• TASK MATERIAL:
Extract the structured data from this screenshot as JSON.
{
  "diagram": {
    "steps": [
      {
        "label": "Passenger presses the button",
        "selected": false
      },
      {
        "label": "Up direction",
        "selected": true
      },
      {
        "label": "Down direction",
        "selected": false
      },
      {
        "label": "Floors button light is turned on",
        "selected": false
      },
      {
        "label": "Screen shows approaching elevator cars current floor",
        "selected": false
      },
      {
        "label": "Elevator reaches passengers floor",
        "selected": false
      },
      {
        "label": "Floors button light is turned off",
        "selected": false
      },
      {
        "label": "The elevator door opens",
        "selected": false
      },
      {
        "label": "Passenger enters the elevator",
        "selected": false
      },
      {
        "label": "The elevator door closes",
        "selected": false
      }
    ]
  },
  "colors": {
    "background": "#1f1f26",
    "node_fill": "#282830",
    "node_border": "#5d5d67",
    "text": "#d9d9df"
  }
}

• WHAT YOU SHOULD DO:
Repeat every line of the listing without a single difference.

• EXERCISE OUTPUT:
Extract the structured data from this screenshot as JSON.
{
  "diagram": {
    "steps": [
      {
        "label": "Passenger presses the button",
        "selected": false
      },
      {
        "label": "Up direction",
        "selected": true
      },
      {
        "label": "Down direction",
        "selected": false
      },
      {
        "label": "Floors button light is turned on",
        "selected": false
      },
      {
        "label": "Screen shows approaching elevator cars current floor",
        "selected": false
      },
      {
        "label": "Elevator reaches passengers floor",
        "selected": false
      },
      {
        "label": "Floors button light is turned off",
        "selected": false
      },
      {
        "label": "The elevator door opens",
        "selected": false
      },
      {
        "label": "Passenger enters the elevator",
        "selected": false
      },
      {
        "label": "The elevator door closes",
        "selected": false
      }
    ]
  },
  "colors": {
    "background": "#1f1f26",
    "node_fill": "#282830",
    "node_border": "#5d5d67",
    "text": "#d9d9df"
  }
}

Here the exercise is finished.